[Source data]
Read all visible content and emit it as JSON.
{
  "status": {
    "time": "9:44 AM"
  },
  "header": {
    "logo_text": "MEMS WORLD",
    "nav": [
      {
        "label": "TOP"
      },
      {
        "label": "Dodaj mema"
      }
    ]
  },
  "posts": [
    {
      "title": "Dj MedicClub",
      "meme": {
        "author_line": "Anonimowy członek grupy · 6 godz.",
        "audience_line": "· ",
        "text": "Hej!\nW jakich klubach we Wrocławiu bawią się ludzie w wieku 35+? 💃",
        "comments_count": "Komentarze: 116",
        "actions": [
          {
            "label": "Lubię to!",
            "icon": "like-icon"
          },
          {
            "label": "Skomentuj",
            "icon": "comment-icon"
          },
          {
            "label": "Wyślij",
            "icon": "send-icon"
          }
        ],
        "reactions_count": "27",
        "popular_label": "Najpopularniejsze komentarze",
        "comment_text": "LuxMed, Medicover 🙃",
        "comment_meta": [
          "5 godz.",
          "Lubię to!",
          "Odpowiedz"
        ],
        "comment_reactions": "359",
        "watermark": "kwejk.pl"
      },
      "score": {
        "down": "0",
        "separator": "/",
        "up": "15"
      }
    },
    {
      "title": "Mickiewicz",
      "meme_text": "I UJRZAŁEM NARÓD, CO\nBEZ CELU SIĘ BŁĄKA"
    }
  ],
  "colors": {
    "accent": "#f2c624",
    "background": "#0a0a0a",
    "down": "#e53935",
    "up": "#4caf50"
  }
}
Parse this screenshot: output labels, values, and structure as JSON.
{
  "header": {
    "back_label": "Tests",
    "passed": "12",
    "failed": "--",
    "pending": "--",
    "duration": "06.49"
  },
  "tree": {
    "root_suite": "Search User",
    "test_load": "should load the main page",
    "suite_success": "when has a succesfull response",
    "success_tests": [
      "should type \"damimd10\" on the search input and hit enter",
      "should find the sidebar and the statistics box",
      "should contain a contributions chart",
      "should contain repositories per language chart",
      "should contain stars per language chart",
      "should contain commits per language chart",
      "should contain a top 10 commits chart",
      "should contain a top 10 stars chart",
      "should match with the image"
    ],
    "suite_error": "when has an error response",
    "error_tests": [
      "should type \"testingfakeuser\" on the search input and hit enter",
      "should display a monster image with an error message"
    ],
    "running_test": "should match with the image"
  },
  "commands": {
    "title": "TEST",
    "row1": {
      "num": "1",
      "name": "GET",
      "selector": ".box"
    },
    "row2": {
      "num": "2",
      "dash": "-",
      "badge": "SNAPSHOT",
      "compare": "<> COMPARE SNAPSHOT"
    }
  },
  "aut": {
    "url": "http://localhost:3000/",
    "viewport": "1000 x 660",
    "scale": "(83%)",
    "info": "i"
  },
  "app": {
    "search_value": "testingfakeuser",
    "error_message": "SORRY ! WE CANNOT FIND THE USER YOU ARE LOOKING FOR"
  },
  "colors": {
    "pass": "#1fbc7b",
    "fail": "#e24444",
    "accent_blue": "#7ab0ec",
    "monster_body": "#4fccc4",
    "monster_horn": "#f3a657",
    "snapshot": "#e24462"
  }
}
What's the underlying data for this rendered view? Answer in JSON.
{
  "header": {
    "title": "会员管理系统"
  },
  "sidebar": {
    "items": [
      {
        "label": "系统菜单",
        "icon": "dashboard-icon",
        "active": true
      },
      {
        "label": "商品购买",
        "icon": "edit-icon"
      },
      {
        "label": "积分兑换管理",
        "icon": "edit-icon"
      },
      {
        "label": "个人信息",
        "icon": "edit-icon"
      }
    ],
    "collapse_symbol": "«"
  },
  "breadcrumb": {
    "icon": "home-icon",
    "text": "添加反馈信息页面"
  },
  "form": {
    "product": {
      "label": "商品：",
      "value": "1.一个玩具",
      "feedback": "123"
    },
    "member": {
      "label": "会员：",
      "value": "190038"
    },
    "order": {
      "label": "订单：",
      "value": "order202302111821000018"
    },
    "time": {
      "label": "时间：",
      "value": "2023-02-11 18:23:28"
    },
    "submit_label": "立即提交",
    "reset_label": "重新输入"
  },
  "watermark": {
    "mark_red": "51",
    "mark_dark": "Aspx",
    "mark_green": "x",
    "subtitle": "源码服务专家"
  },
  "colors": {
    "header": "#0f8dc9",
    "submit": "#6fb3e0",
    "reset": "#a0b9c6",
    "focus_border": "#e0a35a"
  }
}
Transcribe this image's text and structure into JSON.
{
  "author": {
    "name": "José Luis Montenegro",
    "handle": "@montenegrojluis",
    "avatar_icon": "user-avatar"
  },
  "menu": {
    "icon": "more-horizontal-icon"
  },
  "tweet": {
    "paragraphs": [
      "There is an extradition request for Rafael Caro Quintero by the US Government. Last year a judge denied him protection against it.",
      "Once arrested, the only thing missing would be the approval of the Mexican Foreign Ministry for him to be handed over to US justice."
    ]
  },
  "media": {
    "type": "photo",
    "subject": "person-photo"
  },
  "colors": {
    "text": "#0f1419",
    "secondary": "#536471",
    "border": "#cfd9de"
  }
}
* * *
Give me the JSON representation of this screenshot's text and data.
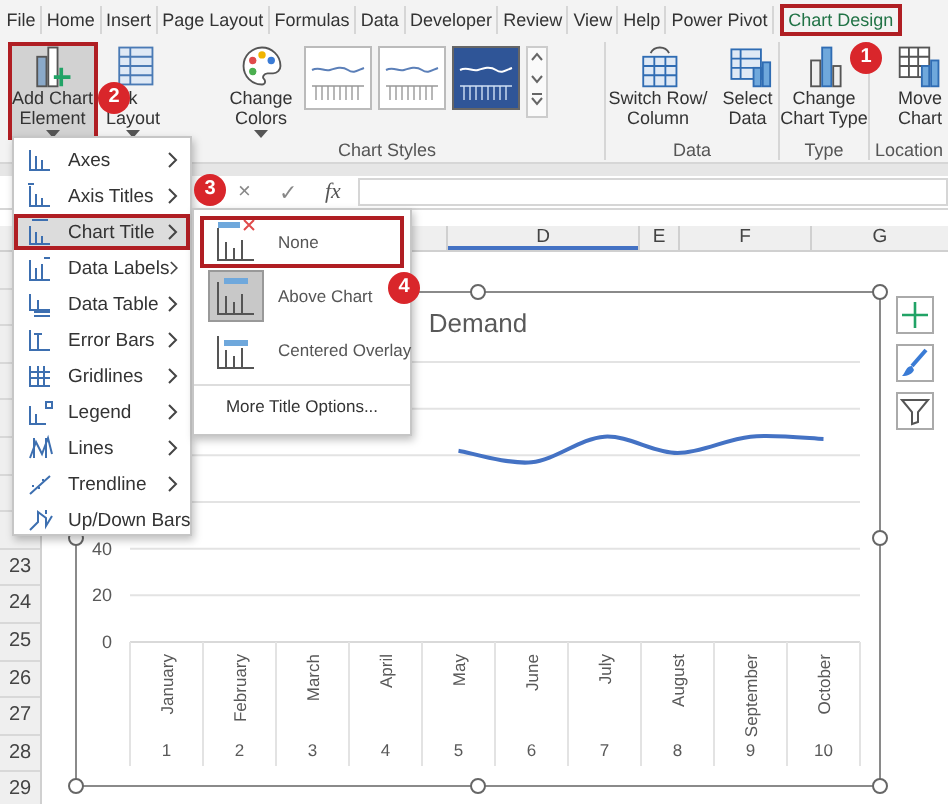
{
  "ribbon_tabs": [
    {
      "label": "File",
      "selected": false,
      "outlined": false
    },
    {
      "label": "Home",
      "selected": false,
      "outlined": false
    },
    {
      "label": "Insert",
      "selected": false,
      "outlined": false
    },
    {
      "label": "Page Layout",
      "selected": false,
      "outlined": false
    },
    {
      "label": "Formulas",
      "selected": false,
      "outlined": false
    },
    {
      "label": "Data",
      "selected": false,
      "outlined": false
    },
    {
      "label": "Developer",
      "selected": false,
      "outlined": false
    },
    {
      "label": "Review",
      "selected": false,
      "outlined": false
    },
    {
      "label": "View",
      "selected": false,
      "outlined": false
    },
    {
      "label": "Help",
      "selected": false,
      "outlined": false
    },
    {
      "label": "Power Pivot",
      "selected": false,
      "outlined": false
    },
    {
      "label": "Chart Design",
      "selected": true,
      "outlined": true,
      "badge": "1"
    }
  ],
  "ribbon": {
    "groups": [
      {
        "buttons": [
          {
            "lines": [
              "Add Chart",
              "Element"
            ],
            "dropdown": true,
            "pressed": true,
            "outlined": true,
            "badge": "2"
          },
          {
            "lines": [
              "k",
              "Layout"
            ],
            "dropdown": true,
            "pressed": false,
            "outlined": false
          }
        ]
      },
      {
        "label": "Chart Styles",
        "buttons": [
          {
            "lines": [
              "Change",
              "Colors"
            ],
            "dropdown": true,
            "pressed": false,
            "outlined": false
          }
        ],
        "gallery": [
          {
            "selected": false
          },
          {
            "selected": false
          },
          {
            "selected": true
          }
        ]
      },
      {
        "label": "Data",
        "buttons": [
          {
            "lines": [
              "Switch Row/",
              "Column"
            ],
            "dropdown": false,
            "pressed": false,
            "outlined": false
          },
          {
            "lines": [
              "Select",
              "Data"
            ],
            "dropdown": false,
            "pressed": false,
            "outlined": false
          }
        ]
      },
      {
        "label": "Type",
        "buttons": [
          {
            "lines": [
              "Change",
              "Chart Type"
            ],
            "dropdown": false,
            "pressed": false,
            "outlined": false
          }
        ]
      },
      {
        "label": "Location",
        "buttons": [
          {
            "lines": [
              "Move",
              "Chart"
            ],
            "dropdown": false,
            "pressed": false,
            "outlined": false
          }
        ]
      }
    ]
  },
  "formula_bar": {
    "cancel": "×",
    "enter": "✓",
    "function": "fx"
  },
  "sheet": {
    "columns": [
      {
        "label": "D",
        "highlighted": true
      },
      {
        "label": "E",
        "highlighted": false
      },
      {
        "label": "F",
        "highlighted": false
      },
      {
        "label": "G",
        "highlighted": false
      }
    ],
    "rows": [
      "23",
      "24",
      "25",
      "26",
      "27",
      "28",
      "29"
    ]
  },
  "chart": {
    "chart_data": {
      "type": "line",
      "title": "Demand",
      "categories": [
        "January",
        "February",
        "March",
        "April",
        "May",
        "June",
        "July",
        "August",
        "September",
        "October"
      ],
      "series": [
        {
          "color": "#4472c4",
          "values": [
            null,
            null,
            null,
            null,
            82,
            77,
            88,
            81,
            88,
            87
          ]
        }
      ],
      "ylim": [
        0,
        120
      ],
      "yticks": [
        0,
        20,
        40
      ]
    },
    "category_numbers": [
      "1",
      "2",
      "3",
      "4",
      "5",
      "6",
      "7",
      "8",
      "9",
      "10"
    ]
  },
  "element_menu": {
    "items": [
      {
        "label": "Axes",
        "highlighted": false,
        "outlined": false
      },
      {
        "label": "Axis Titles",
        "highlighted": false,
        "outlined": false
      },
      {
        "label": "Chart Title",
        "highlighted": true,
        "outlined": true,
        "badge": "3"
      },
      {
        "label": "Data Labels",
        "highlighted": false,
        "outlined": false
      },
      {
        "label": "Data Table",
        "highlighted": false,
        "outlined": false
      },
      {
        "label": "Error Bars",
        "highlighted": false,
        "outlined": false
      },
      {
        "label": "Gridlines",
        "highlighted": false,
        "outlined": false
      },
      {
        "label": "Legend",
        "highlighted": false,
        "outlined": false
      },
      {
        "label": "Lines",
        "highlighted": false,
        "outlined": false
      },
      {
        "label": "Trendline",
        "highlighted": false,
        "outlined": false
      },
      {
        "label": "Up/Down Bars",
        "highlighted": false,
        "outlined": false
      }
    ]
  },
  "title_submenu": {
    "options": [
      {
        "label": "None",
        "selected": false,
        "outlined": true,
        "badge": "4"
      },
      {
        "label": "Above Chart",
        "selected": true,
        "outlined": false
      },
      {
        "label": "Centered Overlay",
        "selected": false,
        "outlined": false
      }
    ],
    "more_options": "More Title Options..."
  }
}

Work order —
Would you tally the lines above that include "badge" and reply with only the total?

Response —
5